The specially equipped C-130s are deployed only when the commercial air tankers contracted by the U.S. Forest Service and other land-management agencies can’t keep up with demand.
“The military is not allowed to compete with civilian operators,” Harper says.
The call for an air tanker starts with the incident commander on the ground and works its way up to the National Interagency Fire Center. The request for the C-130 tankers then goes to the Department of Defense through a military liaison.
The wings work out a call-up order before fire season starts, based on their other commitments. This may mean that the North Carolina wing is dispatched to an Idaho fire first because the bulk of Wyoming’s Air National Guard planes and crews are flying combat support missions overseas. The wars in Iraq and Afghanistan made that juggling act difficult, but “we never let the Forest Service down,” Champlin says.
Once a wing is ordered to fly, the Guard and reserve have 48 to 72 hours to prepare crew and aircraft to fly a firefighting, rather than a military, mission.
“That’s the hard part to get across to the public,” Thompson says. “They know there’s C-130s at Peterson. Why can’t they just take off and go? There’s quite a bit of assembly required.”
Beyond mandatory crew rest and lining up tanker bases and lead planes, that assembly includes sliding an MAFFS unit into the back of each C-130 and wiring up the cockpit controls. In addition to a 3,000-gallon retardant tank, the unit has air compressors that send a pressurized stream of retardant out a nozzle in the side of the airplane. “It’s like using a hose, where we can adjust the coverage level and spread it out over varying distances,” Champlin says.
The retardant isn’t dropped on the flames.
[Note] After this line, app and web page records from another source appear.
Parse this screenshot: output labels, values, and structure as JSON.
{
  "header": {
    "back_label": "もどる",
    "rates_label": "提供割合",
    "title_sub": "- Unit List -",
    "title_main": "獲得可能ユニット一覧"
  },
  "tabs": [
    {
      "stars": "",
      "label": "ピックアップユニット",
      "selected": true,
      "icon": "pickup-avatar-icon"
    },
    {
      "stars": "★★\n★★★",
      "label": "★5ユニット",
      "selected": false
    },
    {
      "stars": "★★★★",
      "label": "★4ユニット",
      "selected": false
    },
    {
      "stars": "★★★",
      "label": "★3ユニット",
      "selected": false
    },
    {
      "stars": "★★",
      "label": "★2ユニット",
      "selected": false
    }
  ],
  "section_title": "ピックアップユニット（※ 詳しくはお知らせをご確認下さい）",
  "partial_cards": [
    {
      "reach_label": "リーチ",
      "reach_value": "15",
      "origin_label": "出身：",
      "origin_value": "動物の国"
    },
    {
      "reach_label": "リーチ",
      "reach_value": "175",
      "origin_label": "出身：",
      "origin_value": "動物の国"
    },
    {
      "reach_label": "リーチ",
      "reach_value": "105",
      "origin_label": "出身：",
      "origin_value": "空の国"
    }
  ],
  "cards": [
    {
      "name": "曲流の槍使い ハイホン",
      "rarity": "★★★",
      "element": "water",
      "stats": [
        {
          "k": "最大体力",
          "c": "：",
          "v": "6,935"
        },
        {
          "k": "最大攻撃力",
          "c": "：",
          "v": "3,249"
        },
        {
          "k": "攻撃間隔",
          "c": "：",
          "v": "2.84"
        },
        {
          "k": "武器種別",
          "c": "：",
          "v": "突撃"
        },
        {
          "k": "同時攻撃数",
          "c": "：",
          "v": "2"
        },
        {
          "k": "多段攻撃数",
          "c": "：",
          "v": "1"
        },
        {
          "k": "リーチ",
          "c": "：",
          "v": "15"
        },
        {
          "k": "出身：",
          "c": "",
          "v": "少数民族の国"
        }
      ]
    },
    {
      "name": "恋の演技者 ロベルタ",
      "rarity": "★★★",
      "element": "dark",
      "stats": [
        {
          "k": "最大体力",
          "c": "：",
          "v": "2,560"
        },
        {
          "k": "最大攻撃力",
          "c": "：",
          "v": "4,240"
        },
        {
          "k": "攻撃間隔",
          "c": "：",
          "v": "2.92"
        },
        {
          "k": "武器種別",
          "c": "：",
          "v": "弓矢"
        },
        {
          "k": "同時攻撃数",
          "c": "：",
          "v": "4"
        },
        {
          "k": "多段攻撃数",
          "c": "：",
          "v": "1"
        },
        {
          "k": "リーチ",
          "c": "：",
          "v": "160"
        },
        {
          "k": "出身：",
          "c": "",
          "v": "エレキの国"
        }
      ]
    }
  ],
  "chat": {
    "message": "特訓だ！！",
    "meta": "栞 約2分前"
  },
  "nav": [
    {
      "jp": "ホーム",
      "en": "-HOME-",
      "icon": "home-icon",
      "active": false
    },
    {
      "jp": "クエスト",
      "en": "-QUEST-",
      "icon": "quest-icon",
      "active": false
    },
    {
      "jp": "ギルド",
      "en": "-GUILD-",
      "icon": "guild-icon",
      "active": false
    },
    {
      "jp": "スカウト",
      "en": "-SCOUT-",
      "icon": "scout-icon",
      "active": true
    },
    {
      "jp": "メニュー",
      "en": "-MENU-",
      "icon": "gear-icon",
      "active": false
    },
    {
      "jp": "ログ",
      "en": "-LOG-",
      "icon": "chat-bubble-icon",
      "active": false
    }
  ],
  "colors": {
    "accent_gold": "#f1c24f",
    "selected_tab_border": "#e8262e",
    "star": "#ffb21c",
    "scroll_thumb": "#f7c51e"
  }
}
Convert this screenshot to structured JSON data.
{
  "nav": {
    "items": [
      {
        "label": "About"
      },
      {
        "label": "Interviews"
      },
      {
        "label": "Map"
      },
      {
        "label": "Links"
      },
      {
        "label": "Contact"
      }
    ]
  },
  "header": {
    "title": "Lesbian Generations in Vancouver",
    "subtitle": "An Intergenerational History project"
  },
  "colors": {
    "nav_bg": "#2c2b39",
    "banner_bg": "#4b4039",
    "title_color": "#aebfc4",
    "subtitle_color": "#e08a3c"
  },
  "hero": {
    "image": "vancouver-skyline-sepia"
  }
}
Instead, pilots try to place a line of retardant in the path of the fire, slowing it down so ground crews can put it out. The C-130s load retardant at one of about 30 U.S. Forest Service tanker bases, as well as Air Force bases when the need arises.
Fighting fires comes with far more uncertainty than military-planned C-130 missions. “You just kind of show up, and a forward air controller (lead airplane) talks you into a dynamic target and environment,” Thompson says. The aerial tankers contend with smoke, flames, wind and the ever-changing situation on the ground, not to mention the need to fly low and slow so the retardant drop is most effective. That means keeping the C-130 at about 150 feet above the ground in high-elevation mountainous terrain on hot summer days, pushing the airplanes to their limits.
“You’re taking roughly 75 tons of airplane as low as it can safely go and throwing 3,000 gallons of goop out of it, trying to hit targets in a few yards of accuracy,” Thompson says. “If they come back and say you saved this or that, there’s nothing better. It’s just as bad when they say, ‘Sorry, you missed. We lost it.’”
‘They’re there for us’ MAFFS wings have flown more than 11,000 hours fighting fires since the early 1970s and dropped an average of almost a million gallons of retardant a year in the past decade alone. Their ability to work as a team, deal with hazardous situations and manage risk “make them invaluable,” Segar says.
Advances in military technology are also becoming important. A drone operated by the California Air National Guard’s 163rd Reconnaissance Wing made its first appearance on the fire line last year. Able to stay aloft for 24 hours, the drone provided real-time infrared video that helped crews track and fight the Rim fire in California. This year, military experts were embedded with wildfire management teams to see if they could help the federal land management agencies improve the use of aerial tankers.
Meanwhile, severe drought conditions – particularly in California and parts of the West – may mean an even greater need for the military’s help fighting fires next summer.
“Predicting fire seasons is really tricky,” Segar says. “It’s still too early to tell. But it’s good to know that they’re there for us.”
Ken Olsen is a frequent contributor to The American Legion Magazine.